scikit-learn with Coiled Functions#
scikit-learn is a library for predictive data analysis. In this guide, you’ll learn how to leverage the built-in parallelism through training the model on a VM with many cores in the cloud with Coiled Serverless Functions.
Before you start#
You’ll first need to install the necessary packages. For the purposes of this example, we’ll do this in a new virtual environment, but you could also install them in whatever environment you’re already using for your project.
conda create -n coiled-sklearn-example -c conda-forge python=3.10 scikit-learn conda activate coiled-sklearn-example
You also could use
pip for everything, or any other package manager you prefer;
conda isn’t required.
When you run your code with Coiled Functions, Coiled will automatically replicate your local
coiled-sklearn-example environment to your cluster.
About the Data#
This example will use randomized data to enable users to easily reproduce our results.
About the query#
We will train a RandomForest classifier and return the trained model back to our machine.
Dispatch the computation to a VM in the cloud#
We have to decorate our function that will do the work with a Coiled specific decorator that will offload the computation.
import coiled @coiled.function( vm_type="c6i.32xlarge", # 256 GB of RAM keepalive="5 minutes", # keep alive to run multiple queries if necessary )
This will offload our workload to an EC2 instance with 128 cores. scikit-learn allows you to easily train your model on multiple cores, so we can benefit from a bigger machine.
Train the model#
We will offload the training step to a cloud-hosted VM.

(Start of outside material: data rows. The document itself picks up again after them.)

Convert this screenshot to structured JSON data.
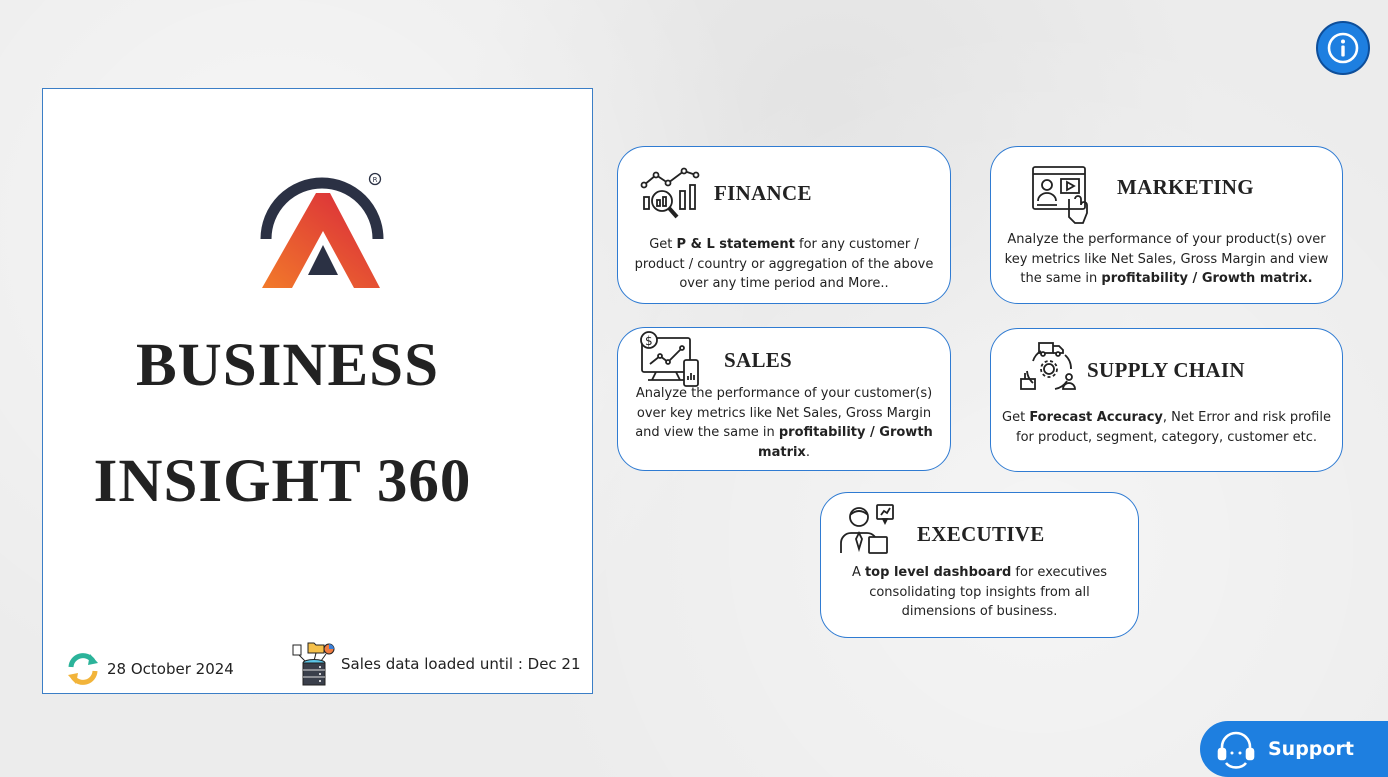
{
  "title_card": {
    "title_line1": "BUSINESS",
    "title_line2": "INSIGHT 360",
    "refresh_date": "28 October 2024",
    "data_loaded": "Sales data loaded until : Dec 21",
    "logo_icon": "brand-a-logo"
  },
  "cards": {
    "finance": {
      "title": "FINANCE",
      "icon": "finance-analytics-icon",
      "desc_pre": "Get ",
      "desc_bold1": "P & L statement",
      "desc_mid": " for any customer / product / country or aggregation of the above over any time period and More..",
      "desc_bold2": "",
      "desc_post": ""
    },
    "marketing": {
      "title": "MARKETING",
      "icon": "marketing-presentation-icon",
      "desc_pre": "Analyze the performance of your product(s) over key metrics like Net Sales, Gross Margin and view the same in ",
      "desc_bold1": "profitability / Growth matrix.",
      "desc_mid": "",
      "desc_bold2": "",
      "desc_post": ""
    },
    "sales": {
      "title": "SALES",
      "icon": "sales-dashboard-icon",
      "desc_pre": "Analyze the performance of your customer(s) over key metrics like Net Sales, Gross Margin and view the same in ",
      "desc_bold1": "profitability / Growth matrix",
      "desc_mid": ".",
      "desc_bold2": "",
      "desc_post": ""
    },
    "supply_chain": {
      "title": "SUPPLY CHAIN",
      "icon": "supply-chain-cycle-icon",
      "desc_pre": "Get ",
      "desc_bold1": "Forecast Accuracy",
      "desc_mid": ", Net Error and risk profile for product, segment, category, customer etc.",
      "desc_bold2": "",
      "desc_post": ""
    },
    "executive": {
      "title": "EXECUTIVE",
      "icon": "executive-person-icon",
      "desc_pre": "A ",
      "desc_bold1": "top level dashboard",
      "desc_mid": " for executives consolidating top insights from all dimensions of business.",
      "desc_bold2": "",
      "desc_post": ""
    }
  },
  "info_button": {
    "icon": "info-icon"
  },
  "support_button": {
    "label": "Support",
    "icon": "support-agent-icon"
  },
  "colors": {
    "accent_blue": "#1e7fe0",
    "card_border": "#2f7bd2",
    "logo_dark": "#2b3144",
    "logo_orange": "#f05a28",
    "logo_red": "#d92b3a"
  }
}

import coiled from sklearn.ensemble import RandomForestClassifier from sklearn.datasets import make_classification @coiled.function( vm_type="c6i.32xlarge", # 128 cores, compute optimized keepalive="5 minutes", # keep alive to train more models if necessary ) def train(): X, y = make_classification(n_samples=2_000_000, n_features=30, random_state=0, shuffle=False) clf = RandomForestClassifier(random_state=0, n_jobs=-1) clf.fit(X, y) return clf train()

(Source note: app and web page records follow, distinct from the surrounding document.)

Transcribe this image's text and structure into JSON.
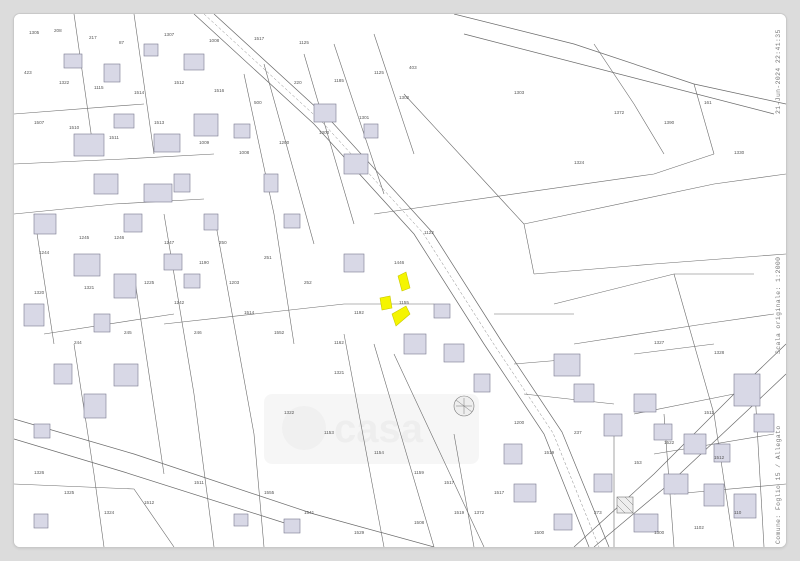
{
  "map": {
    "scale_text": "Scala originale: 1:2000",
    "date_text": "21-Jun-2024 22:41:35",
    "sheet_text": "Comune: Foglio 15 / Allegato",
    "watermark_text": "casa",
    "highlight_color": "#f5f500",
    "parcel_numbers": [
      "1305",
      "208",
      "217",
      "87",
      "1307",
      "1008",
      "1517",
      "1125",
      "423",
      "1322",
      "1115",
      "1514",
      "1512",
      "1516",
      "500",
      "220",
      "1185",
      "1125",
      "403",
      "1507",
      "1510",
      "1511",
      "1513",
      "1009",
      "1008",
      "1200",
      "1300",
      "1301",
      "1302",
      "1303",
      "1324",
      "1372",
      "1390",
      "161",
      "1330",
      "1122",
      "1446",
      "1155",
      "1192",
      "1162",
      "250",
      "251",
      "252",
      "1514",
      "1552",
      "246",
      "245",
      "244",
      "1320",
      "1321",
      "1225",
      "1242",
      "1244",
      "1245",
      "1246",
      "1247",
      "1190",
      "1203",
      "1321",
      "1322",
      "1153",
      "1154",
      "1159",
      "1517",
      "1372",
      "1200",
      "1519",
      "237",
      "273",
      "153",
      "1522",
      "1511",
      "1512",
      "110",
      "1300",
      "1102",
      "1500",
      "1517",
      "1519",
      "1508",
      "1529",
      "1541",
      "1555",
      "1511",
      "1512",
      "1324",
      "1325",
      "1326",
      "1327",
      "1328"
    ]
  }
}
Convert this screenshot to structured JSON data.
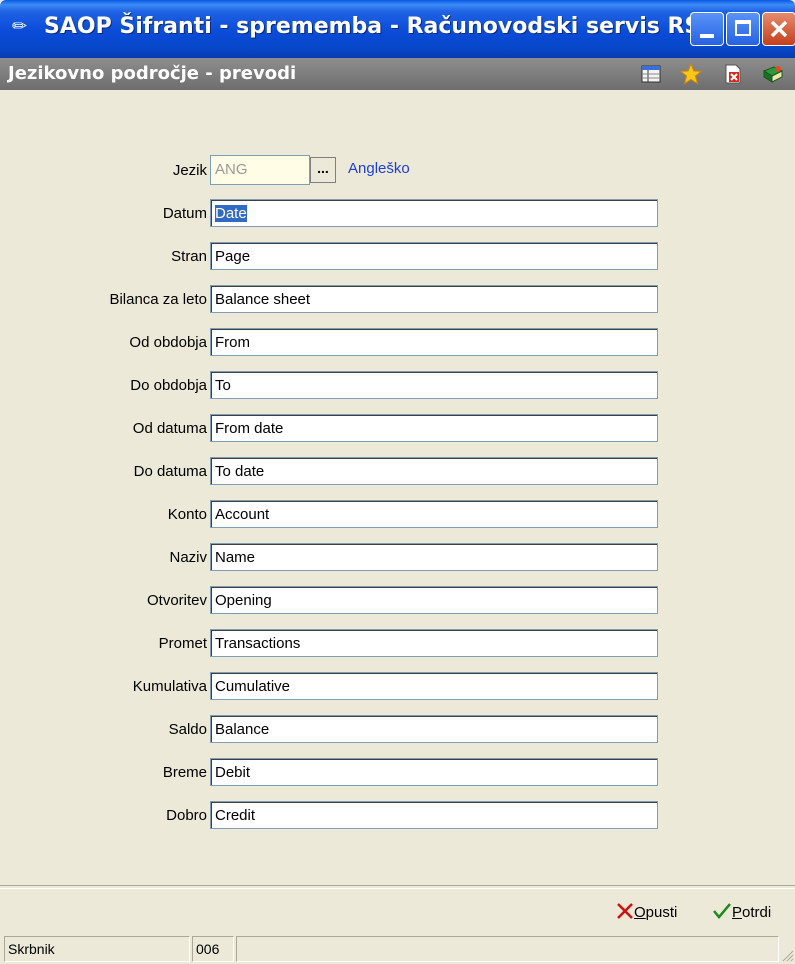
{
  "window": {
    "title": "SAOP Šifranti - sprememba - Računovodski servis RS",
    "subtitle": "Jezikovno področje - prevodi"
  },
  "form": {
    "jezik": {
      "label": "Jezik",
      "code": "ANG",
      "name": "Angleško",
      "button": "..."
    },
    "fields": [
      {
        "label": "Datum",
        "value": "Date"
      },
      {
        "label": "Stran",
        "value": "Page"
      },
      {
        "label": "Bilanca za leto",
        "value": "Balance sheet"
      },
      {
        "label": "Od obdobja",
        "value": "From"
      },
      {
        "label": "Do obdobja",
        "value": "To"
      },
      {
        "label": "Od datuma",
        "value": "From date"
      },
      {
        "label": "Do datuma",
        "value": "To date"
      },
      {
        "label": "Konto",
        "value": "Account"
      },
      {
        "label": "Naziv",
        "value": "Name"
      },
      {
        "label": "Otvoritev",
        "value": "Opening"
      },
      {
        "label": "Promet",
        "value": "Transactions"
      },
      {
        "label": "Kumulativa",
        "value": "Cumulative"
      },
      {
        "label": "Saldo",
        "value": "Balance"
      },
      {
        "label": "Breme",
        "value": "Debit"
      },
      {
        "label": "Dobro",
        "value": "Credit"
      }
    ]
  },
  "actions": {
    "cancel_first": "O",
    "cancel_rest": "pusti",
    "confirm_first": "P",
    "confirm_rest": "otrdi"
  },
  "status": {
    "user": "Skrbnik",
    "code": "006"
  },
  "colors": {
    "title_bar": "#0a4bd8",
    "sub_bar": "#7e7e7e",
    "link_blue": "#1c3fd8",
    "selection": "#316ac5",
    "cancel_red": "#d01010",
    "confirm_green": "#1a8a1a"
  }
}
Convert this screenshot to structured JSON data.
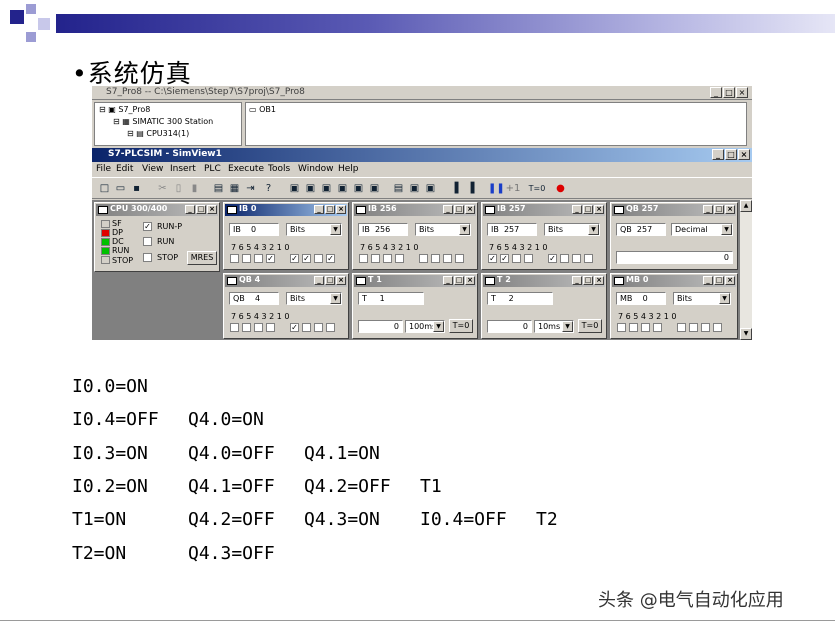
{
  "slide": {
    "title": "•系统仿真",
    "watermark": "头条 @电气自动化应用",
    "accent_colors": [
      "#23238c",
      "#5a5ab4",
      "#9c9cd4"
    ],
    "lines": [
      {
        "items": [
          "I0.0=ON"
        ]
      },
      {
        "items": [
          "I0.4=OFF",
          "Q4.0=ON"
        ]
      },
      {
        "items": [
          "I0.3=ON",
          "Q4.0=OFF",
          "Q4.1=ON"
        ]
      },
      {
        "items": [
          "I0.2=ON",
          "Q4.1=OFF",
          "Q4.2=OFF",
          "T1"
        ]
      },
      {
        "items": [
          "T1=ON",
          "Q4.2=OFF",
          "Q4.3=ON",
          "I0.4=OFF",
          "T2"
        ]
      },
      {
        "items": [
          "T2=ON",
          "Q4.3=OFF"
        ]
      }
    ]
  },
  "s7": {
    "window_title": "S7_Pro8 -- C:\\Siemens\\Step7\\S7proj\\S7_Pro8",
    "tree": [
      "S7_Pro8",
      "SIMATIC 300 Station",
      "CPU314(1)"
    ],
    "block": "OB1"
  },
  "plcsim": {
    "window_title": "S7-PLCSIM - SimView1",
    "menu": [
      "File",
      "Edit",
      "View",
      "Insert",
      "PLC",
      "Execute",
      "Tools",
      "Window",
      "Help"
    ],
    "toolbar_text": [
      "+1",
      "T=0"
    ],
    "cpu": {
      "title": "CPU 300/400",
      "leds": [
        {
          "label": "SF",
          "color": "#ffffff"
        },
        {
          "label": "DP",
          "color": "#e00000"
        },
        {
          "label": "DC",
          "color": "#00c000"
        },
        {
          "label": "RUN",
          "color": "#00c000"
        },
        {
          "label": "STOP",
          "color": "#ffffff"
        }
      ],
      "modes": [
        "RUN-P",
        "RUN",
        "STOP"
      ],
      "mres": "MRES"
    },
    "bit_header": "7 6 5 4   3 2 1 0",
    "ib0": {
      "title": "IB   0",
      "area": "IB",
      "addr": "0",
      "fmt": "Bits"
    },
    "ib256": {
      "title": "IB  256",
      "area": "IB",
      "addr": "256",
      "fmt": "Bits"
    },
    "ib257": {
      "title": "IB  257",
      "area": "IB",
      "addr": "257",
      "fmt": "Bits"
    },
    "qb257": {
      "title": "QB  257",
      "area": "QB",
      "addr": "257",
      "fmt": "Decimal",
      "value": "0"
    },
    "qb4": {
      "title": "QB   4",
      "area": "QB",
      "addr": "4",
      "fmt": "Bits"
    },
    "t1": {
      "title": "T   1",
      "area": "T",
      "addr": "1",
      "value": "0",
      "base": "100ms",
      "reset": "T=0"
    },
    "t2": {
      "title": "T   2",
      "area": "T",
      "addr": "2",
      "value": "0",
      "base": "10ms",
      "reset": "T=0"
    },
    "mb0": {
      "title": "MB   0",
      "area": "MB",
      "addr": "0",
      "fmt": "Bits"
    }
  }
}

This is where the actual decorator comes in. Coiled Functions will offload the computation to AWS and get back the models. We can use the model locally for inference after offloading the expensive training step. The provisioned instance will stay alive for 5 minutes so that we can reconnect if we have to run another query.